### [Raw data]
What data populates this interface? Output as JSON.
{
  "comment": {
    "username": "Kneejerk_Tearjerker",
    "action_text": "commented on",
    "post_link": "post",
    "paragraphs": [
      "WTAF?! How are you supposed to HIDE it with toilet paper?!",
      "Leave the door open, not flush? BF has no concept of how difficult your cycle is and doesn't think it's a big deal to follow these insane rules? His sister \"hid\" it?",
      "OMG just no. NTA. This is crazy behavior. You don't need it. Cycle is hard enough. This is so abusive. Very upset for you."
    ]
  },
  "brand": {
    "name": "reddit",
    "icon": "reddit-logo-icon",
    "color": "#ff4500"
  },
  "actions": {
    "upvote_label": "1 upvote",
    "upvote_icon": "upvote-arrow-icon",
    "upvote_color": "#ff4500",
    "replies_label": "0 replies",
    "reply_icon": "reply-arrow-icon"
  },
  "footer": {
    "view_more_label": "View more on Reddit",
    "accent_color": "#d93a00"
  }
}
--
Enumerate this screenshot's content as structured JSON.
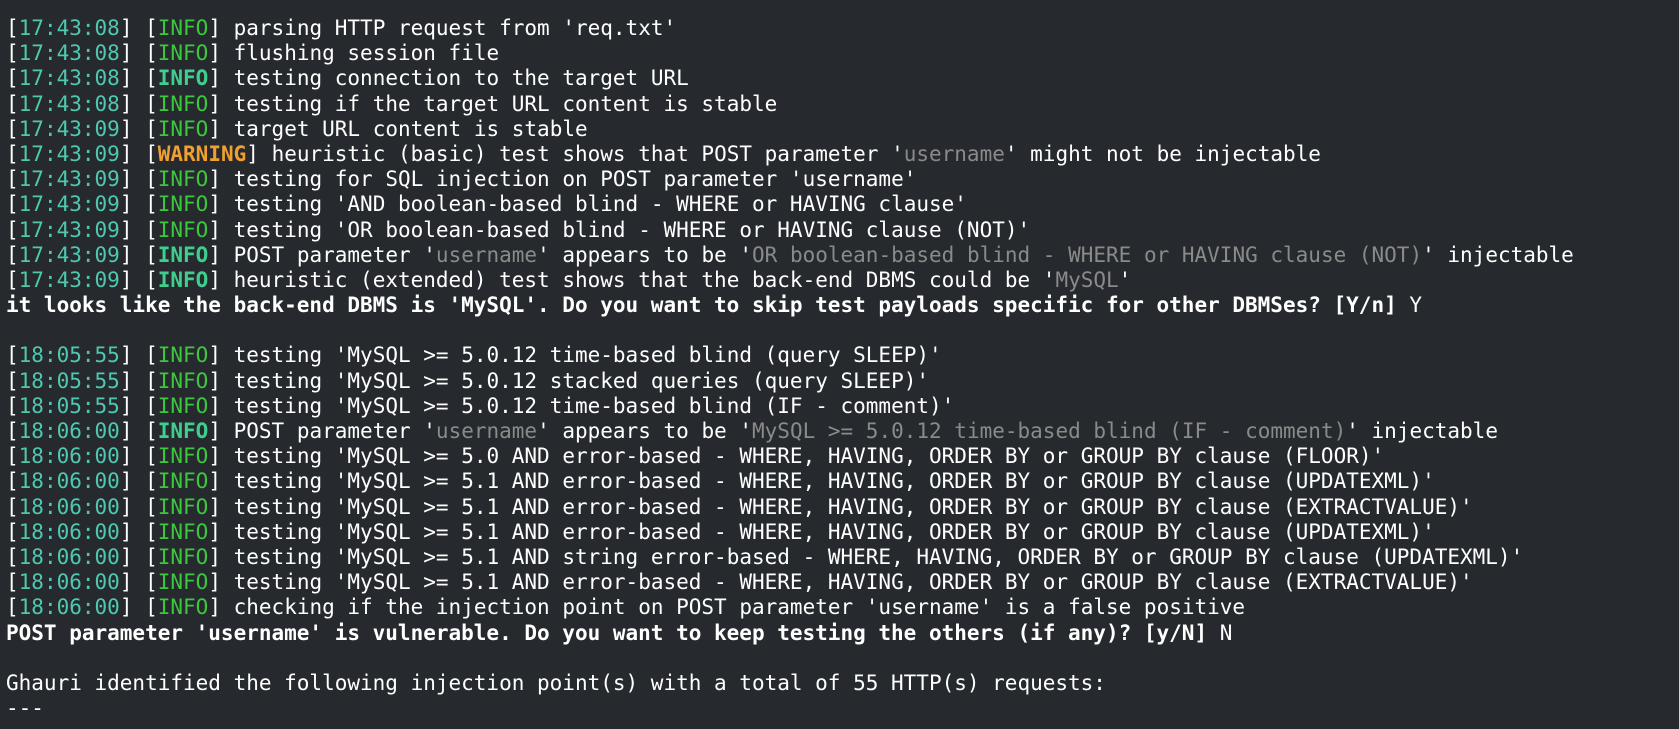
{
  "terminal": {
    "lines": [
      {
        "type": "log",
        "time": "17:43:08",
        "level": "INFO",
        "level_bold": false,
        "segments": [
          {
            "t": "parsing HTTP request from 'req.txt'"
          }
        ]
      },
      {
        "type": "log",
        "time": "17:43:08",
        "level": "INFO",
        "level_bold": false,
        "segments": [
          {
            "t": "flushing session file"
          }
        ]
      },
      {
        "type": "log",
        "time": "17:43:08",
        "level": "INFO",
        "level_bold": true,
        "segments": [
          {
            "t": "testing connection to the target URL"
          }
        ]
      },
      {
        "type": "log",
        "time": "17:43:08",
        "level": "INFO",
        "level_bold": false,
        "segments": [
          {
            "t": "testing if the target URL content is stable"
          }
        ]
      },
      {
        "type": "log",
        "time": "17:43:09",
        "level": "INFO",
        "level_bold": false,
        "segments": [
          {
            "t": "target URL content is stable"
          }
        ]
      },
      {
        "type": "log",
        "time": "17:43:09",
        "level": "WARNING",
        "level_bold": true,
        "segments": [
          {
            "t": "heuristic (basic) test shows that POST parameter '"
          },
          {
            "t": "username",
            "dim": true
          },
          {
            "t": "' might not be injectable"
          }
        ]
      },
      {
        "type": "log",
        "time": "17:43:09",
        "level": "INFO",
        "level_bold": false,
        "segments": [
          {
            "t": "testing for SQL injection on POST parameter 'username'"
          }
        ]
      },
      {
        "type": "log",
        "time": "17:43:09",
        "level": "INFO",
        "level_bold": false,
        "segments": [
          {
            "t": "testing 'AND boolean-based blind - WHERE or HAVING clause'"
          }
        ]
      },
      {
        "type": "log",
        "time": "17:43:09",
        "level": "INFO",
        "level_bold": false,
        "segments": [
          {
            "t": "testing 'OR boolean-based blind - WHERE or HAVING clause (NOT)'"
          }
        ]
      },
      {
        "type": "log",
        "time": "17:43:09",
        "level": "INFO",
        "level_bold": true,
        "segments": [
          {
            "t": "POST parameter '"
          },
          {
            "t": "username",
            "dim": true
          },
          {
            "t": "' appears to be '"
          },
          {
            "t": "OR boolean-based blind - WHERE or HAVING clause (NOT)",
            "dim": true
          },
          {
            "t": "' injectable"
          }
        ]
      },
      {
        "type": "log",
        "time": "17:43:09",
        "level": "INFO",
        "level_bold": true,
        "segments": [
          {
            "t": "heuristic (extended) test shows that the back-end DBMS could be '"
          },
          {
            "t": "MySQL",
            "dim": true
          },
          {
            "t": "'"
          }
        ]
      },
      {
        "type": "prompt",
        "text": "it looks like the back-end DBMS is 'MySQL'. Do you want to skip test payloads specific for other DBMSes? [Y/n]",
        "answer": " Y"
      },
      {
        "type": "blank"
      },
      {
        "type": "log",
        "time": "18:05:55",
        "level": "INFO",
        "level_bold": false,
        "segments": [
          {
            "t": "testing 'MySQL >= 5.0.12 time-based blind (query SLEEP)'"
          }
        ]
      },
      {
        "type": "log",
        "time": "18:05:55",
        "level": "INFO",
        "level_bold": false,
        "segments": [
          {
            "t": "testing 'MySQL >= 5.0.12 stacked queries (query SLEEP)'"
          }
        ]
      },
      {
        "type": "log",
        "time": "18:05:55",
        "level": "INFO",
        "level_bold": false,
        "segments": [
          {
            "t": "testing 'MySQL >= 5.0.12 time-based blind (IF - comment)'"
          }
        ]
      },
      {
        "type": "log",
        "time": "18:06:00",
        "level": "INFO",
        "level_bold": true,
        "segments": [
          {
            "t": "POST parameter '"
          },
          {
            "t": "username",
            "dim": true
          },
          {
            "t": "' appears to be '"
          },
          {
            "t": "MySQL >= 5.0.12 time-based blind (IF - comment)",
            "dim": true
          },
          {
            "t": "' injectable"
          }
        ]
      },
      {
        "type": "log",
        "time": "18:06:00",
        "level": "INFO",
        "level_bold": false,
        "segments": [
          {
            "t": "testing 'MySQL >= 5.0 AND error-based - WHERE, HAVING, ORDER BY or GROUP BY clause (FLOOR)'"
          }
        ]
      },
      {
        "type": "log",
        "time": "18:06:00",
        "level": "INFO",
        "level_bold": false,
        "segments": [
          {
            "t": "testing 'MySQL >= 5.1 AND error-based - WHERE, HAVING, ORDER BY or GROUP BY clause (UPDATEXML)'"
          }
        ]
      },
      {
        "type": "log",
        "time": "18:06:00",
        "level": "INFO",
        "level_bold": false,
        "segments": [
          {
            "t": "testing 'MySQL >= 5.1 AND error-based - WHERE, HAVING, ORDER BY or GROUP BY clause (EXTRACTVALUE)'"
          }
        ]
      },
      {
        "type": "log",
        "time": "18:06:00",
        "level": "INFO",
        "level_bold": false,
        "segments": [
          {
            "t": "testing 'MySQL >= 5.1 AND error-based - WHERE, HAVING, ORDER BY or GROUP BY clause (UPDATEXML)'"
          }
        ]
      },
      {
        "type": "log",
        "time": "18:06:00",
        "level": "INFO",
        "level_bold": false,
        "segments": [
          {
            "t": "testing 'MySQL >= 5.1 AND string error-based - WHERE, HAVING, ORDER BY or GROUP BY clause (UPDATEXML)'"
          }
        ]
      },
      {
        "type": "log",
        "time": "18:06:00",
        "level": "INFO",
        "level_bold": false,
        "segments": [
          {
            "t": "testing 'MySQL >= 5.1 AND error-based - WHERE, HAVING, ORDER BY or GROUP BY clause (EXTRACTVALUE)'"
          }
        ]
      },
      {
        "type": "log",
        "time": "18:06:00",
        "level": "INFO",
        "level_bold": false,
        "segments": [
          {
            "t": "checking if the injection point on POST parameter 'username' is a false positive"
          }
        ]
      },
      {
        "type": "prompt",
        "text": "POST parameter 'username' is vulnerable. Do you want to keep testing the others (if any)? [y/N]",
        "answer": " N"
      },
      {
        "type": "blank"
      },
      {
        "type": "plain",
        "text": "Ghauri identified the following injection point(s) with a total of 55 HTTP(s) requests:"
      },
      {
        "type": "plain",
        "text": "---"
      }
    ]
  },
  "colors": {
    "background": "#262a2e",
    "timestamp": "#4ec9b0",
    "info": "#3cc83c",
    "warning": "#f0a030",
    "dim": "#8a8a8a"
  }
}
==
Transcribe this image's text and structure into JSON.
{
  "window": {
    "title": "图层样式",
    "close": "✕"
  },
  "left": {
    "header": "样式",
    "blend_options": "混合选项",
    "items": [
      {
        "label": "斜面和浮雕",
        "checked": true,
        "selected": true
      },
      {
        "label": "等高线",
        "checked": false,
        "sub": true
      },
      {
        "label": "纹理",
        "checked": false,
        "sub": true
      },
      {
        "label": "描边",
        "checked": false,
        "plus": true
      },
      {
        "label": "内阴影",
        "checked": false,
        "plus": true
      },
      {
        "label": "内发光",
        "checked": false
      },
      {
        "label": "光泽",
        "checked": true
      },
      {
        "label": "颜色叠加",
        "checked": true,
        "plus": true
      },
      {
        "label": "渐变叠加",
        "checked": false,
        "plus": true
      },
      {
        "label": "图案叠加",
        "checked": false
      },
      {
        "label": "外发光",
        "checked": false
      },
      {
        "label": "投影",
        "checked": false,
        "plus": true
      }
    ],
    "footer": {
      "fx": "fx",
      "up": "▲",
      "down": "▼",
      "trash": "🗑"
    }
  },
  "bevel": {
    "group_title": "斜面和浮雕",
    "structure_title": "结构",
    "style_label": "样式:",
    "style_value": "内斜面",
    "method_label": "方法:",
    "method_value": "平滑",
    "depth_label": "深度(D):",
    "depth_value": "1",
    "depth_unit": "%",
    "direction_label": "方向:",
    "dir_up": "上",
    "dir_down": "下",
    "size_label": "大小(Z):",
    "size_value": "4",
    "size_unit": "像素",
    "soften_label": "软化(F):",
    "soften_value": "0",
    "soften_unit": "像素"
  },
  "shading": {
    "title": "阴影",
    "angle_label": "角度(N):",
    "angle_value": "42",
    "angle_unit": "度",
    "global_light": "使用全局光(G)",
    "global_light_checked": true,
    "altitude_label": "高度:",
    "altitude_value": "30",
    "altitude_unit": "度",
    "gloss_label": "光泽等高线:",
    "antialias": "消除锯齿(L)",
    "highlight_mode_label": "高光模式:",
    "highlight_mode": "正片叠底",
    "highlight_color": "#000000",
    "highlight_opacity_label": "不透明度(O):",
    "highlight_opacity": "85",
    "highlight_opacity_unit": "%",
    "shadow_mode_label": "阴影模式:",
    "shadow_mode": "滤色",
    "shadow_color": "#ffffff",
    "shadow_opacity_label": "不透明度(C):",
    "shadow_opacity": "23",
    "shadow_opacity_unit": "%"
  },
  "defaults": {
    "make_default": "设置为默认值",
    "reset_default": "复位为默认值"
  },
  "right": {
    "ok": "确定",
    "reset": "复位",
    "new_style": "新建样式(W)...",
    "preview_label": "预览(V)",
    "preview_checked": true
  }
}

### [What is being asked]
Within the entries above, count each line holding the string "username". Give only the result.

### [Reply to the exercise]
7